According to figures from the WHO, an estimated 3.7 billion people under age 50 are infected with this virus. While this is not a serious condition, there are some things to know about it.
- Oral herpes is different than genital herpes
There are two types of herpes simplex virus: type 1, which is transmitted by mouth-to-mouth contact and causes oral herpes, or “cold sores” as they are commonly referred to; and type 2, which is sexually transmitted and causes genital herpes. According to the WHO, approximately 417 million people between ages 15 and 49 have herpes type 2.
- Symptoms are not always present
Many people infected with the type one virus to not know it because they do not experience any symptoms. The most common signs, however, are small sores that form on the lips or the mouth area; and after an initial outbreak, they may reappear.
- While medication can help the symptoms, it does not cure the infection
Antiviral drugs, which are generally topical, are efficient in treating the intensity and frequency of herpes. These medications do not cure the infection, however, which remains throughout a lifetime. Normally, these sores disappear on their own after a few days.

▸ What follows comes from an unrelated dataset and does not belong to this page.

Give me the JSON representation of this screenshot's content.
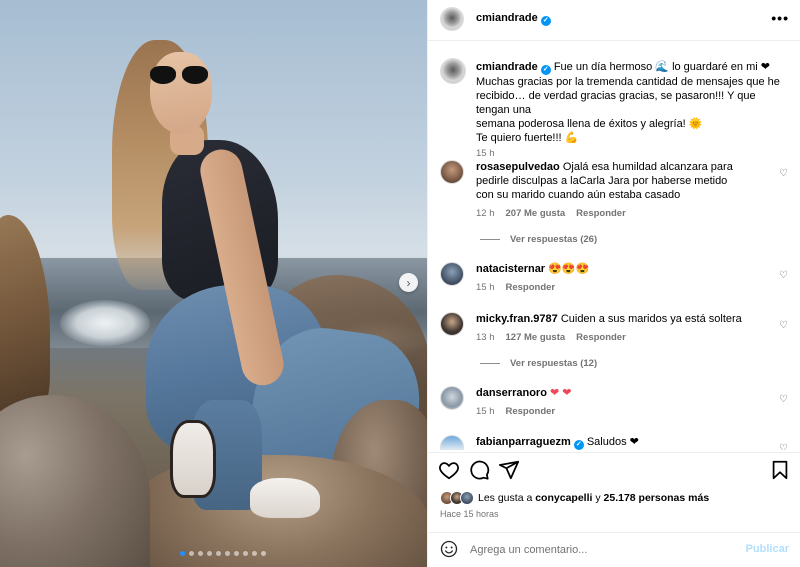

- The virus can be transmitted without symptoms
While it is most contagious during an outbreak, the virus can also be transmitted when sores are not present. When symptoms are present, however, it is very important to avoid oral contact with people that are infected and not use objects that have been exposed to the saliva of others.
- Some factors that can influence repeat episodes
It is unpredictable to determine when herpes will reappear, and this can also vary from person to person. Some conditions do contribute to repeat outbreaks, however: prolonged exposure to the sun, fever, stress, acute illness, and the menstrual cycle, among others.